From NBC's Ali Weinberg
How do you get to the White House?

For DC-area dance students today, the answer is practice, practice, practice.

As part of a White House series aimed at stressing the importance of arts education, 20 high school-age dancers from the Duke Ellington School of the Arts and the Joy of Motion Dance Center performed the closing number from the musical "Hairspray," in front of an audience including First Lady Michelle Obama, as well as the parents and teachers of the performers.

Later tonight, the group will perform in the East Room along with Broadway stars and new talent in a tribute to the Great White Way, as part of the "In Performance at the White House" series.

The students had spent the morning rehearsing the song, "Can't Stop The Beat," with famed choreographer Jerry Mitchell, one of the few in his craft to have three Broadway musicals running simultaneously (in fact, he's held this distinction twice, according to information provided by the White House).

Before the East Room event officially got under way, Mitchell led the dancers through the routine one last time, pausing over a particularly challenging few steps.

"Now do it again and smile," Mitchell said.

After the First Lady entered the room, the dancers took it from the top, hands and legs flying as purple lights bounced off of the hairspray coating each dancer's heads.

When the number reached its triumphant end, Mitchell praised the students but reserved some constructive criticism, telling the students to take it "from the Tracey dance" (named for the musical's lead character, Tracey Turnblad), at which point he gave more directions, some more technical than others.

During a sequence in which the dancers mimicked some iconic "Proud Mary" moves, Mitchell simply shouted, "And, Tina!

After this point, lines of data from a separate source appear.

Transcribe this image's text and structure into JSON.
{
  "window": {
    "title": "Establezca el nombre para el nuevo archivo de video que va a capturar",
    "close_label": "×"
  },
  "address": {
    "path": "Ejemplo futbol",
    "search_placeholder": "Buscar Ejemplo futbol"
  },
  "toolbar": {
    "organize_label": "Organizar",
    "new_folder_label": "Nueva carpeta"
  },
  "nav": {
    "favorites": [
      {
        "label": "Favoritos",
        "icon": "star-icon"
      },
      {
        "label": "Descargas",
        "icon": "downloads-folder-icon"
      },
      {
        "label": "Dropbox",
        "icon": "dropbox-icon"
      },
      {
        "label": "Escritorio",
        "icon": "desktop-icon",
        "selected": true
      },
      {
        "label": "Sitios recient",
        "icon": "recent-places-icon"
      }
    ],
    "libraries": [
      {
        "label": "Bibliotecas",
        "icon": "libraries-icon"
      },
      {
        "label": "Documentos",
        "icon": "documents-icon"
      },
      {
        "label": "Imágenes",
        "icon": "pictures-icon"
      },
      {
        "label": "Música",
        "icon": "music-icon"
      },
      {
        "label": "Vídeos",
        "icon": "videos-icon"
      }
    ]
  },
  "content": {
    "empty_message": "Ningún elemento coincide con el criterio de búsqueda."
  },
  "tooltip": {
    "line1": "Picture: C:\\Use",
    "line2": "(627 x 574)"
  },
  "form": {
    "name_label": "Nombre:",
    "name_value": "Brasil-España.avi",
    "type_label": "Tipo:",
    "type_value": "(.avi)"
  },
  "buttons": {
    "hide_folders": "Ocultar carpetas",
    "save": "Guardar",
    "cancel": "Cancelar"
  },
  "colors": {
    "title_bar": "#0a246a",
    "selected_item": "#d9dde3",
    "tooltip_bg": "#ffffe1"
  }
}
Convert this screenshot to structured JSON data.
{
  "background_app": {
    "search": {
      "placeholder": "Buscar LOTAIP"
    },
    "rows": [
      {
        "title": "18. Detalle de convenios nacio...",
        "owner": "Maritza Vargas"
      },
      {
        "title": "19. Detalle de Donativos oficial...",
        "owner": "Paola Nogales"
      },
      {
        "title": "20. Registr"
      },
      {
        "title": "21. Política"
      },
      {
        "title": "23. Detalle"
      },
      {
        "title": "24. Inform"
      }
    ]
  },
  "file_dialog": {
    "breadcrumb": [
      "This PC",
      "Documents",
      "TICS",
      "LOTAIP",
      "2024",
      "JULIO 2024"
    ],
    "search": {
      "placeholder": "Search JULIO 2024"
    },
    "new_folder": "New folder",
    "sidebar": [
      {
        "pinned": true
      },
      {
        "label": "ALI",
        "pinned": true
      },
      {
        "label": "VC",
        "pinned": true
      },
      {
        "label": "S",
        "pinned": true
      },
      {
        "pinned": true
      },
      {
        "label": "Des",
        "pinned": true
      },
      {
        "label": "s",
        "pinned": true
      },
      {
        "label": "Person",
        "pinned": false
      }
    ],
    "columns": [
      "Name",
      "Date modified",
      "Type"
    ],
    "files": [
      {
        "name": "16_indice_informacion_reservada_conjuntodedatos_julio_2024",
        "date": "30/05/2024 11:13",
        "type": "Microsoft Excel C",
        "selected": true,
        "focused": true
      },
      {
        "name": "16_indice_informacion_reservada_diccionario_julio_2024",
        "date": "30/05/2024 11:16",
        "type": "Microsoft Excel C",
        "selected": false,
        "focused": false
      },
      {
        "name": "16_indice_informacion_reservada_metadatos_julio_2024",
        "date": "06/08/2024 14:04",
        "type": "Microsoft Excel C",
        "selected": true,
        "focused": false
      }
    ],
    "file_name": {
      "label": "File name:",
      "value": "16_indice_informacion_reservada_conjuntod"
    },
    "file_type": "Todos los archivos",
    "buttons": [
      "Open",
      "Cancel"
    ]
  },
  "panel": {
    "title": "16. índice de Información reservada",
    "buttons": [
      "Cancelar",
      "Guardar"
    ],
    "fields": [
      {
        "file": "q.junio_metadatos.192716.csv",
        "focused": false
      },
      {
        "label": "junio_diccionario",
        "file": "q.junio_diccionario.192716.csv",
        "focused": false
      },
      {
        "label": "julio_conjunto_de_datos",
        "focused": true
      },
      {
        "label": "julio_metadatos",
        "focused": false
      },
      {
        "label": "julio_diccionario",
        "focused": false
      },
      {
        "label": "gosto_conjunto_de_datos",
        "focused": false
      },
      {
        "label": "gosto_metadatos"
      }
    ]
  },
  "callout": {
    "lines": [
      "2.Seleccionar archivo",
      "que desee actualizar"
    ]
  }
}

Turner! Tina! Turner!" in time with the music.

The First Lady took to the stage after the performance ended, shaking her head and saying, "I'm tired!" much to the amusement of the audience.

"I'm just very excited. This is exactly what we envisioned happening when we started this music series," she said, adding that the event "showcases young talent mixed with some of the best talent this country has to offer."

Mitchell proudly told the First Lady that he hadn't gone easy on the students - they had learned the exact same routine that the show's Broadway dancers perform each night.

After shaking each student's hand, Mrs. Obama said that President Obama would be attending the event this evening, and told the dancers not to be intimidated.

"He's harmless. Just keep moving!" she said.